◆ Description of the task
Please return every line of the records that contains the word "Actual".

◆ The input

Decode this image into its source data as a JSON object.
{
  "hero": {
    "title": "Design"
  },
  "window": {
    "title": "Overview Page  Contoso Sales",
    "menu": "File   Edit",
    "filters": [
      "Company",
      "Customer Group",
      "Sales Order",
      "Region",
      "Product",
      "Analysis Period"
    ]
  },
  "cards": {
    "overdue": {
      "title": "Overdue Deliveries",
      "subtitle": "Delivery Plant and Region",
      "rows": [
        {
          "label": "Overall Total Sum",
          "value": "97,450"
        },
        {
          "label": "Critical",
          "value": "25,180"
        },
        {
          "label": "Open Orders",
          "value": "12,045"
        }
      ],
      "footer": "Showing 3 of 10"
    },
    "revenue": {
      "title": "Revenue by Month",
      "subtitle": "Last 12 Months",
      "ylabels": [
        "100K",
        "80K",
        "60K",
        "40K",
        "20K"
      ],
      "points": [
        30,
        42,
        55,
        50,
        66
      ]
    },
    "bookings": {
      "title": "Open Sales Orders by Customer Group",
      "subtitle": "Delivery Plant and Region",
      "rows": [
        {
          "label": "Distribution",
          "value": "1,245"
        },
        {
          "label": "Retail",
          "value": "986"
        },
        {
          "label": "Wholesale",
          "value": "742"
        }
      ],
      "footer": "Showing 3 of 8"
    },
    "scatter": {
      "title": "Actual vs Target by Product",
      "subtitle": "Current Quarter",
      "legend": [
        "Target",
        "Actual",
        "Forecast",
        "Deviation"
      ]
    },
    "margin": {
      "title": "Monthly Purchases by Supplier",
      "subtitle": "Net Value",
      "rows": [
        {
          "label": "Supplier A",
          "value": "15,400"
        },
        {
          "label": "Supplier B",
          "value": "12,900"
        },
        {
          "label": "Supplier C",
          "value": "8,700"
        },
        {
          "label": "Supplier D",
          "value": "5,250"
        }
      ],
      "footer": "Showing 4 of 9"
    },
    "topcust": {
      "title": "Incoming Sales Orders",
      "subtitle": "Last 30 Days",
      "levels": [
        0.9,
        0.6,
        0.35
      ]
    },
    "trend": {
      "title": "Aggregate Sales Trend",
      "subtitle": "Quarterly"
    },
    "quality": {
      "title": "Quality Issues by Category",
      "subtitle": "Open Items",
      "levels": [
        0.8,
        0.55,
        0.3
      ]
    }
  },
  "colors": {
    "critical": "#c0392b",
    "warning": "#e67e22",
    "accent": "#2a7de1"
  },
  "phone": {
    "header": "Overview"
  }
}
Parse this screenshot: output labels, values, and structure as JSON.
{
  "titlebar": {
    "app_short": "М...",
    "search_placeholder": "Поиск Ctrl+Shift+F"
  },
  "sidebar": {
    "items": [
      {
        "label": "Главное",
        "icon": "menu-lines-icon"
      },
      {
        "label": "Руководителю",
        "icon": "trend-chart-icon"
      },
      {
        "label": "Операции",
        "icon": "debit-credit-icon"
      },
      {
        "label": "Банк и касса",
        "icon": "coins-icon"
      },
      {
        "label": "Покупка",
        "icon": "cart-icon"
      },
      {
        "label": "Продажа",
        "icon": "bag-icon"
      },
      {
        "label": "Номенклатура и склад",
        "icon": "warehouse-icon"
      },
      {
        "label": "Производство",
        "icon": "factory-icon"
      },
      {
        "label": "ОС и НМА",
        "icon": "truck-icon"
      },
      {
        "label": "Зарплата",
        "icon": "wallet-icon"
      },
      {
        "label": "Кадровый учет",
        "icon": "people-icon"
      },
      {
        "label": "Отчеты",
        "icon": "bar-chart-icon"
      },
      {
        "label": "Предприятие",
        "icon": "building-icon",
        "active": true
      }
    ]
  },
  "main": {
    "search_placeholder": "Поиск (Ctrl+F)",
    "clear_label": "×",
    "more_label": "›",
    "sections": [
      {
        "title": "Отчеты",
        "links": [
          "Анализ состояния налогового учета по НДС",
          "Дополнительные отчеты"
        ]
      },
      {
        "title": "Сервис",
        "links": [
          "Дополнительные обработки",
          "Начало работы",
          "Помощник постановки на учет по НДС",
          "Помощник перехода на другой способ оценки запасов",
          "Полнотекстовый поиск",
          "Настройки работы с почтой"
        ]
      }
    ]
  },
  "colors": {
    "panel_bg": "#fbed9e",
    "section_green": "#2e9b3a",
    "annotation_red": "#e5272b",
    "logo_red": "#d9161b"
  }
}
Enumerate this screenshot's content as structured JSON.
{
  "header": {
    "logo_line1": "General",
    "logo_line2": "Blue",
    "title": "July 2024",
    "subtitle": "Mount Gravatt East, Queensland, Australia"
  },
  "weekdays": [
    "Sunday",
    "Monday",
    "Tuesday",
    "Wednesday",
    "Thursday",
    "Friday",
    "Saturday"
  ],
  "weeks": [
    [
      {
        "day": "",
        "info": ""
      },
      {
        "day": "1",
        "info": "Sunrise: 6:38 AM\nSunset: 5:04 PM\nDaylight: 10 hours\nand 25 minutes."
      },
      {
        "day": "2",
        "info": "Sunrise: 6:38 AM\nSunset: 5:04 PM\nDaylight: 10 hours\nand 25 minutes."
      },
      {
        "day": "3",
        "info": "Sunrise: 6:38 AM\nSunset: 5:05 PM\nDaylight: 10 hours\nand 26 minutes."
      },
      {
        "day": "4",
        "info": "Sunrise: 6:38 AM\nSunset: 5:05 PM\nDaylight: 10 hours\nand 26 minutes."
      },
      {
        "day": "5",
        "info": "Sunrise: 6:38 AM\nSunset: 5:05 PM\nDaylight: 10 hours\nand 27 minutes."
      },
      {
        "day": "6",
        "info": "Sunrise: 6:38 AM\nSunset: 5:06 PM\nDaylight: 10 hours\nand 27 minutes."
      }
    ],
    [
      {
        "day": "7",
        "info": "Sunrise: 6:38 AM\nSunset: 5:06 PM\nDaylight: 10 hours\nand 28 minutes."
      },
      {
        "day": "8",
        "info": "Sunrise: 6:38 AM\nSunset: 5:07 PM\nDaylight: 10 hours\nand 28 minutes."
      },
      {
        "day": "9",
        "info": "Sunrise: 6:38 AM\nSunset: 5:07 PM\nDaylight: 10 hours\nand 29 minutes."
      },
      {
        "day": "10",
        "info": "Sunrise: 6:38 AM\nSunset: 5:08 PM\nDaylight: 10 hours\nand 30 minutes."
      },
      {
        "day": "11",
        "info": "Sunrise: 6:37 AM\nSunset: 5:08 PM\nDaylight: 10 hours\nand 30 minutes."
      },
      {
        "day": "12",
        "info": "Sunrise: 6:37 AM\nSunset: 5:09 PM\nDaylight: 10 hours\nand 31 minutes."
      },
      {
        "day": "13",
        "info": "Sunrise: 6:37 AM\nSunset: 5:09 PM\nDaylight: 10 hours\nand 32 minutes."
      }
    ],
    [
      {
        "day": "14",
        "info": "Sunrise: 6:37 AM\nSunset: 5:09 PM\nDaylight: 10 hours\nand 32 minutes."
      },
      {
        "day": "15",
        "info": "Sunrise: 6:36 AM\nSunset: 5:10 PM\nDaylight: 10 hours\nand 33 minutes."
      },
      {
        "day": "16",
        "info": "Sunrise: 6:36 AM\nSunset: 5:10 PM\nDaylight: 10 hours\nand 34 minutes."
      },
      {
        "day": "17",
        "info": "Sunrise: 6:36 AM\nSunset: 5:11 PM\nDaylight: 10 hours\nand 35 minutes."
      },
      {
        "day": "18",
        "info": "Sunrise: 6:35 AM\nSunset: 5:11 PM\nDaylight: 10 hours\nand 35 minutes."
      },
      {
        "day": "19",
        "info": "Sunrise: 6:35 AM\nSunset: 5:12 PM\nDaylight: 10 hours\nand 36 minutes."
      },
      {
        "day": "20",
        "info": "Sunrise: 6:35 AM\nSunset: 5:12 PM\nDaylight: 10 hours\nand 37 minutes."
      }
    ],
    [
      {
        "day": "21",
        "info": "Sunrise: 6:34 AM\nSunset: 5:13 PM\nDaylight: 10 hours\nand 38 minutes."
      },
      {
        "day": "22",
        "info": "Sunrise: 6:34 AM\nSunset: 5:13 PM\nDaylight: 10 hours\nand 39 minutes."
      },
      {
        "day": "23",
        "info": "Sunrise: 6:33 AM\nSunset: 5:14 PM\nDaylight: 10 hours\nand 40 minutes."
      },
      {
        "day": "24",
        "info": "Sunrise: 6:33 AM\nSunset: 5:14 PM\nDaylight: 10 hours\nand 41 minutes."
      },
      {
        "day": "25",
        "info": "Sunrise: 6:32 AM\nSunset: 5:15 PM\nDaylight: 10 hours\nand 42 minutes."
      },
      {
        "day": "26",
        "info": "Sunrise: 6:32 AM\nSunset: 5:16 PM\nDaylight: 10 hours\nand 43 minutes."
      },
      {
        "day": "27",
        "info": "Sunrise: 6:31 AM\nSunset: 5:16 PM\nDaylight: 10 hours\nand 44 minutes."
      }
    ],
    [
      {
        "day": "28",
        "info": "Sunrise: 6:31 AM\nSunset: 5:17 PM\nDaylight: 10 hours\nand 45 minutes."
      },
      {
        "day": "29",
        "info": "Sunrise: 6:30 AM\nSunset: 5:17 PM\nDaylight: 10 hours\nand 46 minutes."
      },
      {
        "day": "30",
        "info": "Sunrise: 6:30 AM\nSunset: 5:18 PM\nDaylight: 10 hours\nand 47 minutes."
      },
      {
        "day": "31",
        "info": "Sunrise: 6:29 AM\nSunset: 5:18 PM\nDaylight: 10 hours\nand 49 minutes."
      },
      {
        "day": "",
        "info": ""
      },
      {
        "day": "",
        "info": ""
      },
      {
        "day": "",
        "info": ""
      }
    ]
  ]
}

◆ Response to this exercise
      "title": "Actual vs Target by Product",
        "Actual",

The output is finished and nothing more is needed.